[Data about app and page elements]
----------------------------------------

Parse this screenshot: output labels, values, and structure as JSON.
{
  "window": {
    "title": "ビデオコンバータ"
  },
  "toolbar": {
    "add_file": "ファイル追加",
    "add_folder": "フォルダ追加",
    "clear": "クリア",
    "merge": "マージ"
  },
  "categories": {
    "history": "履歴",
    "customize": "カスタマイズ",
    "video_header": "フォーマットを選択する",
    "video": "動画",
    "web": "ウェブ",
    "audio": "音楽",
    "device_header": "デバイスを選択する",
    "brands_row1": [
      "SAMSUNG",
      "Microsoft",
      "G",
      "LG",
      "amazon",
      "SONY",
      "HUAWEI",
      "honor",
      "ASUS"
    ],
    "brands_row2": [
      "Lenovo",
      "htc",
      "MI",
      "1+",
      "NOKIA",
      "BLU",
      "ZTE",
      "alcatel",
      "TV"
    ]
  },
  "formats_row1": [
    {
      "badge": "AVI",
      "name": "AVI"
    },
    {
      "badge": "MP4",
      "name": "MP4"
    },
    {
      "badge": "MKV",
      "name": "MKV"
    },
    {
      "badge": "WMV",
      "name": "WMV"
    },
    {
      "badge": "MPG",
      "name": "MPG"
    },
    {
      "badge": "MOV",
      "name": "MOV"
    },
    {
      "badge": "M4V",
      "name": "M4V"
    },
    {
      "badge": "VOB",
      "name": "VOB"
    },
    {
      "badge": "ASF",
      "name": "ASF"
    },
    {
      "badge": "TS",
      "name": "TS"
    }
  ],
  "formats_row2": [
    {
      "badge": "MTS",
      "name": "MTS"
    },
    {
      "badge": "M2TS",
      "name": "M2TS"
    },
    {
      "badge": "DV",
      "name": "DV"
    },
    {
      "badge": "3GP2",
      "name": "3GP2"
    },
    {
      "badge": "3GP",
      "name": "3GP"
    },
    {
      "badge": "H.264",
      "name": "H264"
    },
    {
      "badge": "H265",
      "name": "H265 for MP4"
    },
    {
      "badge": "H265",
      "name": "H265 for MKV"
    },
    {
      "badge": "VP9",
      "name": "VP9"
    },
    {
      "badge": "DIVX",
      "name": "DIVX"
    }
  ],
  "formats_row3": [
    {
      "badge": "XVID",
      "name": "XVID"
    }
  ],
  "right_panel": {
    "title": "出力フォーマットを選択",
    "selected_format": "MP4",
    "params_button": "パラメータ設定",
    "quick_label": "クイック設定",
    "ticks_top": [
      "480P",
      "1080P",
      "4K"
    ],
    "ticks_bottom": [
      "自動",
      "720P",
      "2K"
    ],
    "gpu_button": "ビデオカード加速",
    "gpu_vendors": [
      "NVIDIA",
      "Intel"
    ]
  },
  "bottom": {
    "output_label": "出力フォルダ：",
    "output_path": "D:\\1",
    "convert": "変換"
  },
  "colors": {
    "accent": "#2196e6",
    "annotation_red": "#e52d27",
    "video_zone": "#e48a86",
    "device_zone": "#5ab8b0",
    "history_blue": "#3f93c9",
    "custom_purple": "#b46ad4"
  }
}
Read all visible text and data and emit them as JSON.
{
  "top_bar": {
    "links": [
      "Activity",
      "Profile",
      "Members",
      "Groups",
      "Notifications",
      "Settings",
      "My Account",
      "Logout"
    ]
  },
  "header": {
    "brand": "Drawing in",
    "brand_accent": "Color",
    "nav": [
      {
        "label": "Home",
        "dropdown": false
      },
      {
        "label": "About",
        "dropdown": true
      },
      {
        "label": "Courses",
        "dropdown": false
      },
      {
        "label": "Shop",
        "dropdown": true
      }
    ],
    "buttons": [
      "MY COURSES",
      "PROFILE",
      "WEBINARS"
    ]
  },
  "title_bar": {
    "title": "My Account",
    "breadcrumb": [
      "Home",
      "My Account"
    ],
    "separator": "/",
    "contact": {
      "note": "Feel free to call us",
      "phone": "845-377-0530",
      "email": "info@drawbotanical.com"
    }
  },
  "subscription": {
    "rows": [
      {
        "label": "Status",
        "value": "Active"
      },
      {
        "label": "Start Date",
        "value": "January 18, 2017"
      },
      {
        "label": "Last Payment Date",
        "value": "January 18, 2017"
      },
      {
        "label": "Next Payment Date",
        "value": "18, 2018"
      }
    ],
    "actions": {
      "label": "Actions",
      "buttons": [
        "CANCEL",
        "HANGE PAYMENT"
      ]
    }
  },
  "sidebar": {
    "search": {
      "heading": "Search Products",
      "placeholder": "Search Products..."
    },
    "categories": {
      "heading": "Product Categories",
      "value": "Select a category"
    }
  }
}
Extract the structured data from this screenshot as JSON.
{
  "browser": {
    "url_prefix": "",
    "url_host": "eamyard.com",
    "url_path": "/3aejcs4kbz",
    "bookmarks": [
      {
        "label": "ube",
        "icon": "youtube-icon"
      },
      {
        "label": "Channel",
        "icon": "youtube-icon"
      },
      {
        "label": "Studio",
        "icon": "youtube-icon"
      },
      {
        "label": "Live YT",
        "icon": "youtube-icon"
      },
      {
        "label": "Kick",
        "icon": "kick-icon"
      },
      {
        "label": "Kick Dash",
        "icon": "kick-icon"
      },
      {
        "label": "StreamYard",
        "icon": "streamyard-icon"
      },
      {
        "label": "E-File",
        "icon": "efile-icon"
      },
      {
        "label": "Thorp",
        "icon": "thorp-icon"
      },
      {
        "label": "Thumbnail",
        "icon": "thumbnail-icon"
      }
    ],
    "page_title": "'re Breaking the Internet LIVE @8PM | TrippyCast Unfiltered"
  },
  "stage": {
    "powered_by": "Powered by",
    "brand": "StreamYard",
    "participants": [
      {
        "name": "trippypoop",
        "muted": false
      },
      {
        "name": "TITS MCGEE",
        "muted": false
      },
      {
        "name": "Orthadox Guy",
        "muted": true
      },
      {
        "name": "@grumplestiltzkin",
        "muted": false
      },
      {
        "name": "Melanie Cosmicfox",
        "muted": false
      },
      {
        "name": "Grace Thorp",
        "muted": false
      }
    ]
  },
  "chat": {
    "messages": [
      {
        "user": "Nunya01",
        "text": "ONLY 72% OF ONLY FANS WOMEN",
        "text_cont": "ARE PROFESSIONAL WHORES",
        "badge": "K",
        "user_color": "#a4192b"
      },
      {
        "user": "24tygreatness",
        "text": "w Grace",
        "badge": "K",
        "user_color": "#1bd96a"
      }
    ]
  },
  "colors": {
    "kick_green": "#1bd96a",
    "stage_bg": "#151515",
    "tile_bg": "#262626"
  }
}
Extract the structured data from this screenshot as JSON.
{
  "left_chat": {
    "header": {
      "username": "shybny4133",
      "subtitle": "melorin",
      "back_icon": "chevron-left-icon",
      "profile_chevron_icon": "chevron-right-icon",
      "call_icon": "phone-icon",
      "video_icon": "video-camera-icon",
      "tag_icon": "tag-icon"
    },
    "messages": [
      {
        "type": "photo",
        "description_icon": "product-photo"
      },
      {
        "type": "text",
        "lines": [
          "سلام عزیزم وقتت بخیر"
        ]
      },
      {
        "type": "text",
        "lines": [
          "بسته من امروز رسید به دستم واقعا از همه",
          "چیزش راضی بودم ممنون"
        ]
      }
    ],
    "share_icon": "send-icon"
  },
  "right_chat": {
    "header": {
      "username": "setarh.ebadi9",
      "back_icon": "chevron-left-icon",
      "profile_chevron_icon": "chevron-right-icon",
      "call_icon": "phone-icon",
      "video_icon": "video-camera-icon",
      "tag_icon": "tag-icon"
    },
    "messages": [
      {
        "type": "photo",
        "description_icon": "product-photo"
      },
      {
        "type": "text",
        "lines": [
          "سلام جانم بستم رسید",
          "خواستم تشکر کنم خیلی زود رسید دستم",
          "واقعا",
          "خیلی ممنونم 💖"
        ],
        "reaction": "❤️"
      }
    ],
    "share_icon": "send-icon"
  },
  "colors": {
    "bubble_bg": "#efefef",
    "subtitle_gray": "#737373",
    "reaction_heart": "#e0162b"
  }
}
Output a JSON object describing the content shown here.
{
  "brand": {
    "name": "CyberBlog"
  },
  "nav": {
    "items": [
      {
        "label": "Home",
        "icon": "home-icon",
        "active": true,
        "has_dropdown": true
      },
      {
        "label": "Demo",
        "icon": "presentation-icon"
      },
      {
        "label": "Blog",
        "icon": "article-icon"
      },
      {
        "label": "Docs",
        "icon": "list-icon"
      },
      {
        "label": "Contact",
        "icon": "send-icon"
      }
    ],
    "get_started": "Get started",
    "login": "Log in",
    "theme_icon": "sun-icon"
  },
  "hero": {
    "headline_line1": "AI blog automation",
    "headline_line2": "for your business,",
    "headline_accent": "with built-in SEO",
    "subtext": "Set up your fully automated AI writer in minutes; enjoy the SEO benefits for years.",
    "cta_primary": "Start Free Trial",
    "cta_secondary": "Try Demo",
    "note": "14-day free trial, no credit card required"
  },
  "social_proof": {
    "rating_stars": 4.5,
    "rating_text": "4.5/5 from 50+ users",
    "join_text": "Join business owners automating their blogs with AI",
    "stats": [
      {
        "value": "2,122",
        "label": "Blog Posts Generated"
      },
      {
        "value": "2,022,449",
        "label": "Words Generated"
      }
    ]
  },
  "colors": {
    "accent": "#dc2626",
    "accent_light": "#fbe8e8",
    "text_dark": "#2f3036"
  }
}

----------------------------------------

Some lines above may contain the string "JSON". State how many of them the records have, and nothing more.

- _Result of the exercise_: 5